Noémie de Rozieres, head of satellite communication sales for key channel partners at Airbus Defense and Space provided an overview of the company's platform-agnostic approach to providing communication packages to their maritime client base, which she said grew significantly in 2014.
Citing references from captains of superyachts Phyrne, 2Ladies and Samar among others, Rozieres bolstered her company's approach and offered insight into the next generation of high-throughput sattelites.
"Inmarsat's Global Xpress system may offer sailing yachts in particular an advantage due to the smaller size of the radomes, though the service won't come online until all three satellites are situated in orbit, tested and functional, which could be another year," she said.
Mads Ebbesen, TV solutions manager for antenna manufacturer Cobham explained the series of complex regional cruising, subscription signing and technological challenges that the company had worked to overcome with its latest offerings.

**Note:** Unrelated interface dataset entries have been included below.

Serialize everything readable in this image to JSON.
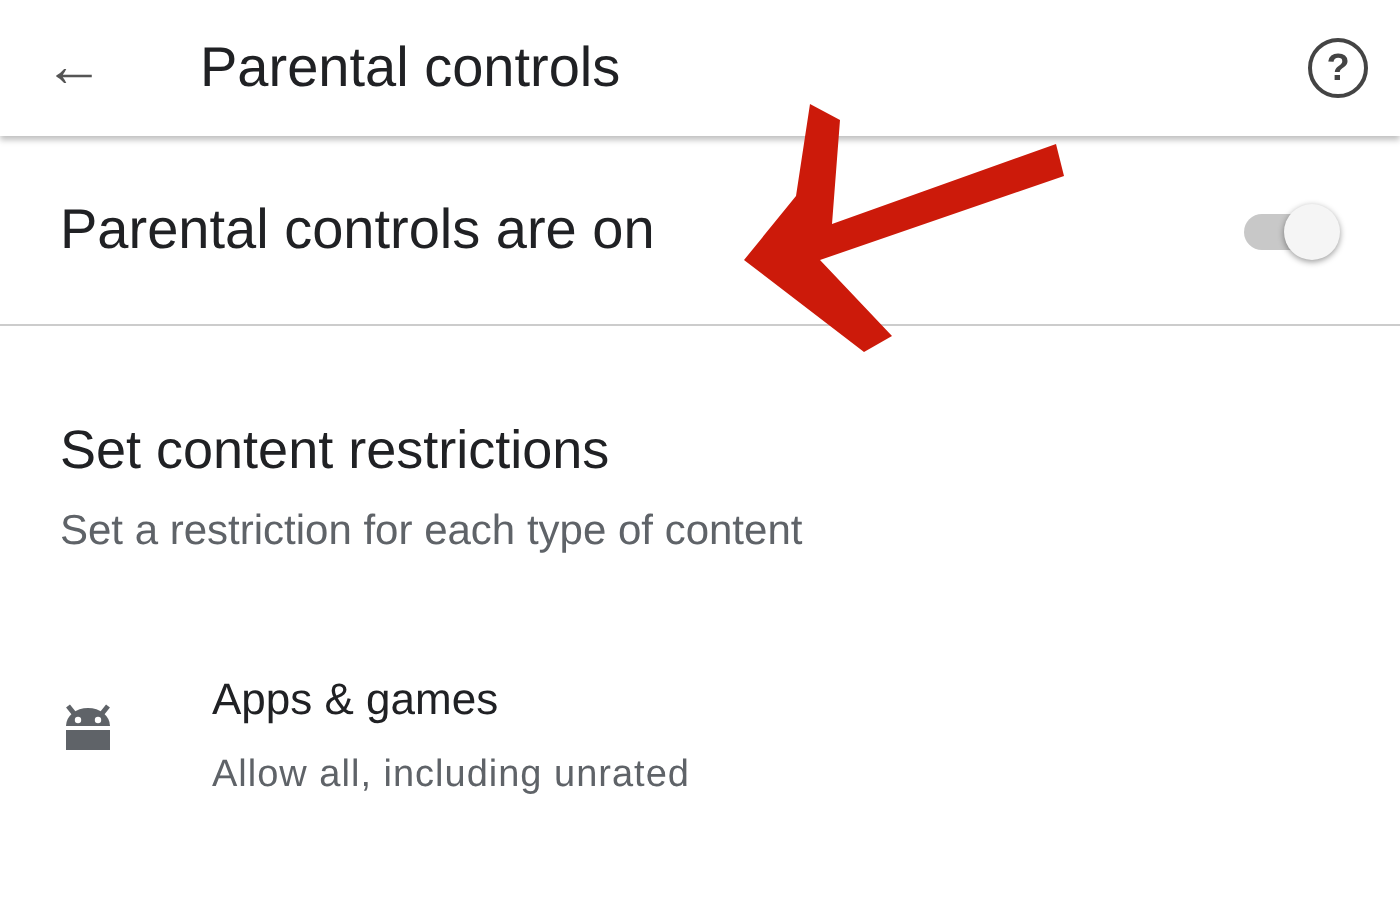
{
  "app_bar": {
    "back": "←",
    "title": "Parental controls",
    "help": "?"
  },
  "master_switch": {
    "label": "Parental controls are on",
    "on": true,
    "disabled": true
  },
  "section": {
    "title": "Set content restrictions",
    "subtitle": "Set a restriction for each type of content"
  },
  "items": [
    {
      "kind": "android",
      "title": "Apps & games",
      "summary": "Allow all, including unrated"
    }
  ],
  "annotation": {
    "kind": "arrow"
  }
}
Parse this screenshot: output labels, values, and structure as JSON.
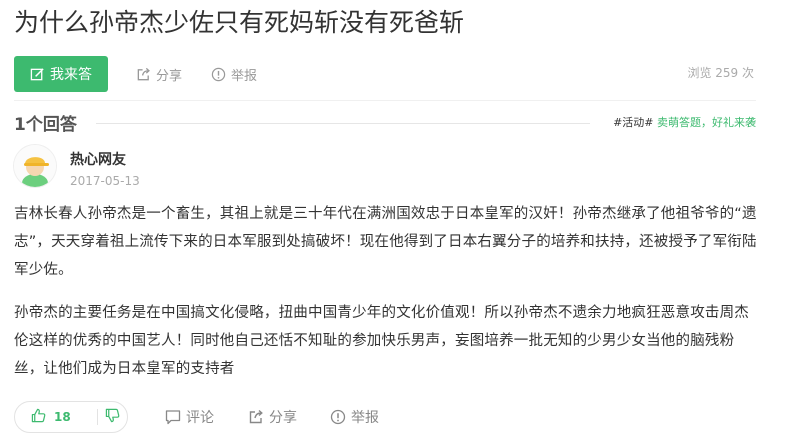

"Signing subscriptions for SKY or Virgin for example remains a tricky issue since the superyacht sector with its wide-ranging cruising areas and high-expectations of content delivery has been a major issue for us and our competitors, but workable solutions are available," he said.
Tony Holland wrapped up the successful day with an overview of why e3 has developed a hybrid approach that provides the lowest total cost of ownership in a package of combines services that adapts to evolving technology.
Bundling coastal services like 3G and 4G with satellite services and providing an intuitive switching system is key to e3's offering, Holland said.
"It's always going to be a mixture of broadcast TV-which is the cheapest way to deliver content-and point to point systems (like Netflix and on-demand content) which will become more prevalent as the price of satellite and 3G/4G connections comes down.
Kymeta flat panel antennas won't be entering the market until the end of 2015 or the start of 2016, but Holland has said that yacht designers are starting to take the technology into account as they consider their designs for the future.
"Service providers are finding ways to provide data services to yachts' unique usage profile: many are near shore most of the time and occasionally require ocean-going capabilities for trans-Atlantic or other long passages," Holland said.
The seminar was a glowing success for e3, who reported a sale immediately after the event.